● Exercise aim: Give back all of the data exactly as written.

>>

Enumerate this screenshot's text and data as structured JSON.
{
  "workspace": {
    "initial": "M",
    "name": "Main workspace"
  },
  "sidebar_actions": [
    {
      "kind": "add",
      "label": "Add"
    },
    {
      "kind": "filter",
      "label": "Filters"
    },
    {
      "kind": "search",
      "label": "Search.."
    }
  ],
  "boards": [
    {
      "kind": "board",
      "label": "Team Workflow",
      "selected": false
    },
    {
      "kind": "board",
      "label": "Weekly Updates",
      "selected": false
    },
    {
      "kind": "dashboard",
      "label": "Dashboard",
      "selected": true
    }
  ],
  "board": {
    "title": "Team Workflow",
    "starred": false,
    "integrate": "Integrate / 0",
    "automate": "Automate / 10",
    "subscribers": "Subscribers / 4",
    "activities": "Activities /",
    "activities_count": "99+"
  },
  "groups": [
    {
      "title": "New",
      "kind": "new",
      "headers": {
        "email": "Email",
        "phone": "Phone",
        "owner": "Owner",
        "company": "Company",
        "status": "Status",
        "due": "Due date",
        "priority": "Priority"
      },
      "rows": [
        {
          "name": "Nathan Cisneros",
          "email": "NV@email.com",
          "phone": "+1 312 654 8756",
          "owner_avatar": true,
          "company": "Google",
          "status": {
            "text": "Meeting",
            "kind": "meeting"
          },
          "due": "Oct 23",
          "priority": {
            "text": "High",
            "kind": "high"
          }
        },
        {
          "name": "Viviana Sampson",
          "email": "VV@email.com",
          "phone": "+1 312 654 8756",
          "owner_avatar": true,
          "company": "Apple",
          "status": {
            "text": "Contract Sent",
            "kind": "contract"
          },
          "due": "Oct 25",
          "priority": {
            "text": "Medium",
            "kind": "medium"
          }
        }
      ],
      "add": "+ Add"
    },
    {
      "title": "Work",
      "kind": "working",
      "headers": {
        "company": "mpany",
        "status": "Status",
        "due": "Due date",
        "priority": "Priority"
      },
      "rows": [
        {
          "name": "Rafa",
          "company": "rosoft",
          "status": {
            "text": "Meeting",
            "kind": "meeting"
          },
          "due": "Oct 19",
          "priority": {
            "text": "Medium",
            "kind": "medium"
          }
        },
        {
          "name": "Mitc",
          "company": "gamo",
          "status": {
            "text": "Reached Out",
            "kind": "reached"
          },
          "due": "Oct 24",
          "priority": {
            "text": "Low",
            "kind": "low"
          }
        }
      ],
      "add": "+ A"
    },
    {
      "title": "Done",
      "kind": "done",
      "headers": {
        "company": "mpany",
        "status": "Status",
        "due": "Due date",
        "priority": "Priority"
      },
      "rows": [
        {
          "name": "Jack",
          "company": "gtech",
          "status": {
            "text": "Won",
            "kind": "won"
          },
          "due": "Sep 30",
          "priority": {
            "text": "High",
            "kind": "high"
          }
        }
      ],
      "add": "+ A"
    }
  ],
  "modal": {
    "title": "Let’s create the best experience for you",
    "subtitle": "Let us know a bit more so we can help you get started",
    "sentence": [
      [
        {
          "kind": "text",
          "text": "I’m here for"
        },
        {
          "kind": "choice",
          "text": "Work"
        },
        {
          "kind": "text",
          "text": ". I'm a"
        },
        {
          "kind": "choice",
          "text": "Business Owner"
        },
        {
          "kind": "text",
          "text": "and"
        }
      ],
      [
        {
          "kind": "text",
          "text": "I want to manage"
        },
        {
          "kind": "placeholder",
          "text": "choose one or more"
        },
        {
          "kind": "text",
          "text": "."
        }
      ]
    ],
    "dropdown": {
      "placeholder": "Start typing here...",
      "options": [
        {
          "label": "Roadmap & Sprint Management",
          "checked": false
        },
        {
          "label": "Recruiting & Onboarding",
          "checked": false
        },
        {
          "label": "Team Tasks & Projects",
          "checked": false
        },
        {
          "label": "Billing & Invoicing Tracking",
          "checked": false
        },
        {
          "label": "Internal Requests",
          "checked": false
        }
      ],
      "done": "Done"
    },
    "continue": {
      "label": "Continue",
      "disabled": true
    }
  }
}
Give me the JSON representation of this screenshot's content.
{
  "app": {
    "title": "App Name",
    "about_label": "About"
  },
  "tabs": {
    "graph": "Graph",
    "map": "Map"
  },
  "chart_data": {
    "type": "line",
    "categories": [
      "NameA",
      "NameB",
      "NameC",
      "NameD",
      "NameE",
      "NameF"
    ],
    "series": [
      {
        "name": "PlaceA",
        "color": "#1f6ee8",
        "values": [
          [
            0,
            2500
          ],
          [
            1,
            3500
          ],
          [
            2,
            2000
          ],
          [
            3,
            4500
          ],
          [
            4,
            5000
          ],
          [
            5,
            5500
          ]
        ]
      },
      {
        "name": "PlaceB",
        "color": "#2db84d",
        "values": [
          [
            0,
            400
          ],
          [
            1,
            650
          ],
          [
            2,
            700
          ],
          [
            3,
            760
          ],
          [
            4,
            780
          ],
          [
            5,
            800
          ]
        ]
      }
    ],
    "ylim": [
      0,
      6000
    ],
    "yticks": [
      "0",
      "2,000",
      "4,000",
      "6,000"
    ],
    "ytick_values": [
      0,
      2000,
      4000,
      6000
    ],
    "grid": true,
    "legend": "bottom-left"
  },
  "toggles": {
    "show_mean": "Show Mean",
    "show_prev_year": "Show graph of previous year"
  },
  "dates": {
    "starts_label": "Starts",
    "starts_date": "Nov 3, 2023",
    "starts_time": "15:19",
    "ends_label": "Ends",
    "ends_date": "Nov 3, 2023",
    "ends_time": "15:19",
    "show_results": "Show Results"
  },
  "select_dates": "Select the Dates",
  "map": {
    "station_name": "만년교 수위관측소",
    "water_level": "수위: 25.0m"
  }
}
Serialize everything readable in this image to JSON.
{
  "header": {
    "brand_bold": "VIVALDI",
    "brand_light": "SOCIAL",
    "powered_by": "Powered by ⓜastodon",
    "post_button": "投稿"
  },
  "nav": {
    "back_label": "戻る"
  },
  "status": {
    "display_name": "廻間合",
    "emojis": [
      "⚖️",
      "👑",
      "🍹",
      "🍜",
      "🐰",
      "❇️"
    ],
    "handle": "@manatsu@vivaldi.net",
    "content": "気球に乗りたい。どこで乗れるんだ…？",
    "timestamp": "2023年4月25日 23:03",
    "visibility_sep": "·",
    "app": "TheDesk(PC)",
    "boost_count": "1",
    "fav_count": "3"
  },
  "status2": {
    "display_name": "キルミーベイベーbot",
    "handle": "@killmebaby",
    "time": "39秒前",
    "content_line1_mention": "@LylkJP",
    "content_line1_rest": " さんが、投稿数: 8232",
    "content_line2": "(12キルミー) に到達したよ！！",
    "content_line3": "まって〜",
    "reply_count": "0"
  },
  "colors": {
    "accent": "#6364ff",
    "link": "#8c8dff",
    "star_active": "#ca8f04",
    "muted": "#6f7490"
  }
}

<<

● Response area:
Enumerate this screenshot's text and data as structured JSON.
{
  "workspace": {
    "initial": "M",
    "name": "Main workspace"
  },
  "sidebar_actions": [
    {
      "kind": "add",
      "label": "Add"
    },
    {
      "kind": "filter",
      "label": "Filters"
    },
    {
      "kind": "search",
      "label": "Search.."
    }
  ],
  "boards": [
    {
      "kind": "board",
      "label": "Team Workflow",
      "selected": false
    },
    {
      "kind": "board",
      "label": "Weekly Updates",
      "selected": false
    },
    {
      "kind": "dashboard",
      "label": "Dashboard",
      "selected": true
    }
  ],
  "board": {
    "title": "Team Workflow",
    "starred": false,
    "integrate": "Integrate / 0",
    "automate": "Automate / 10",
    "subscribers": "Subscribers / 4",
    "activities": "Activities /",
    "activities_count": "99+"
  },
  "groups": [
    {
      "title": "New",
      "kind": "new",
      "headers": {
        "email": "Email",
        "phone": "Phone",
        "owner": "Owner",
        "company": "Company",
        "status": "Status",
        "due": "Due date",
        "priority": "Priority"
      },
      "rows": [
        {
          "name": "Nathan Cisneros",
          "email": "NV@email.com",
          "phone": "+1 312 654 8756",
          "owner_avatar": true,
          "company": "Google",
          "status": {
            "text": "Meeting",
            "kind": "meeting"
          },
          "due": "Oct 23",
          "priority": {
            "text": "High",
            "kind": "high"
          }
        },
        {
          "name": "Viviana Sampson",
          "email": "VV@email.com",
          "phone": "+1 312 654 8756",
          "owner_avatar": true,
          "company": "Apple",
          "status": {
            "text": "Contract Sent",
            "kind": "contract"
          },
          "due": "Oct 25",
          "priority": {
            "text": "Medium",
            "kind": "medium"
          }
        }
      ],
      "add": "+ Add"
    },
    {
      "title": "Work",
      "kind": "working",
      "headers": {
        "company": "mpany",
        "status": "Status",
        "due": "Due date",
        "priority": "Priority"
      },
      "rows": [
        {
          "name": "Rafa",
          "company": "rosoft",
          "status": {
            "text": "Meeting",
            "kind": "meeting"
          },
          "due": "Oct 19",
          "priority": {
            "text": "Medium",
            "kind": "medium"
          }
        },
        {
          "name": "Mitc",
          "company": "gamo",
          "status": {
            "text": "Reached Out",
            "kind": "reached"
          },
          "due": "Oct 24",
          "priority": {
            "text": "Low",
            "kind": "low"
          }
        }
      ],
      "add": "+ A"
    },
    {
      "title": "Done",
      "kind": "done",
      "headers": {
        "company": "mpany",
        "status": "Status",
        "due": "Due date",
        "priority": "Priority"
      },
      "rows": [
        {
          "name": "Jack",
          "company": "gtech",
          "status": {
            "text": "Won",
            "kind": "won"
          },
          "due": "Sep 30",
          "priority": {
            "text": "High",
            "kind": "high"
          }
        }
      ],
      "add": "+ A"
    }
  ],
  "modal": {
    "title": "Let’s create the best experience for you",
    "subtitle": "Let us know a bit more so we can help you get started",
    "sentence": [
      [
        {
          "kind": "text",
          "text": "I’m here for"
        },
        {
          "kind": "choice",
          "text": "Work"
        },
        {
          "kind": "text",
          "text": ". I'm a"
        },
        {
          "kind": "choice",
          "text": "Business Owner"
        },
        {
          "kind": "text",
          "text": "and"
        }
      ],
      [
        {
          "kind": "text",
          "text": "I want to manage"
        },
        {
          "kind": "placeholder",
          "text": "choose one or more"
        },
        {
          "kind": "text",
          "text": "."
        }
      ]
    ],
    "dropdown": {
      "placeholder": "Start typing here...",
      "options": [
        {
          "label": "Roadmap & Sprint Management",
          "checked": false
        },
        {
          "label": "Recruiting & Onboarding",
          "checked": false
        },
        {
          "label": "Team Tasks & Projects",
          "checked": false
        },
        {
          "label": "Billing & Invoicing Tracking",
          "checked": false
        },
        {
          "label": "Internal Requests",
          "checked": false
        }
      ],
      "done": "Done"
    },
    "continue": {
      "label": "Continue",
      "disabled": true
    }
  }
}
Give me the JSON representation of this screenshot's content.
{
  "app": {
    "title": "App Name",
    "about_label": "About"
  },
  "tabs": {
    "graph": "Graph",
    "map": "Map"
  },
  "chart_data": {
    "type": "line",
    "categories": [
      "NameA",
      "NameB",
      "NameC",
      "NameD",
      "NameE",
      "NameF"
    ],
    "series": [
      {
        "name": "PlaceA",
        "color": "#1f6ee8",
        "values": [
          [
            0,
            2500
          ],
          [
            1,
            3500
          ],
          [
            2,
            2000
          ],
          [
            3,
            4500
          ],
          [
            4,
            5000
          ],
          [
            5,
            5500
          ]
        ]
      },
      {
        "name": "PlaceB",
        "color": "#2db84d",
        "values": [
          [
            0,
            400
          ],
          [
            1,
            650
          ],
          [
            2,
            700
          ],
          [
            3,
            760
          ],
          [
            4,
            780
          ],
          [
            5,
            800
          ]
        ]
      }
    ],
    "ylim": [
      0,
      6000
    ],
    "yticks": [
      "0",
      "2,000",
      "4,000",
      "6,000"
    ],
    "ytick_values": [
      0,
      2000,
      4000,
      6000
    ],
    "grid": true,
    "legend": "bottom-left"
  },
  "toggles": {
    "show_mean": "Show Mean",
    "show_prev_year": "Show graph of previous year"
  },
  "dates": {
    "starts_label": "Starts",
    "starts_date": "Nov 3, 2023",
    "starts_time": "15:19",
    "ends_label": "Ends",
    "ends_date": "Nov 3, 2023",
    "ends_time": "15:19",
    "show_results": "Show Results"
  },
  "select_dates": "Select the Dates",
  "map": {
    "station_name": "만년교 수위관측소",
    "water_level": "수위: 25.0m"
  }
}
Serialize everything readable in this image to JSON.
{
  "header": {
    "brand_bold": "VIVALDI",
    "brand_light": "SOCIAL",
    "powered_by": "Powered by ⓜastodon",
    "post_button": "投稿"
  },
  "nav": {
    "back_label": "戻る"
  },
  "status": {
    "display_name": "廻間合",
    "emojis": [
      "⚖️",
      "👑",
      "🍹",
      "🍜",
      "🐰",
      "❇️"
    ],
    "handle": "@manatsu@vivaldi.net",
    "content": "気球に乗りたい。どこで乗れるんだ…？",
    "timestamp": "2023年4月25日 23:03",
    "visibility_sep": "·",
    "app": "TheDesk(PC)",
    "boost_count": "1",
    "fav_count": "3"
  },
  "status2": {
    "display_name": "キルミーベイベーbot",
    "handle": "@killmebaby",
    "time": "39秒前",
    "content_line1_mention": "@LylkJP",
    "content_line1_rest": " さんが、投稿数: 8232",
    "content_line2": "(12キルミー) に到達したよ！！",
    "content_line3": "まって〜",
    "reply_count": "0"
  },
  "colors": {
    "accent": "#6364ff",
    "link": "#8c8dff",
    "star_active": "#ca8f04",
    "muted": "#6f7490"
  }
}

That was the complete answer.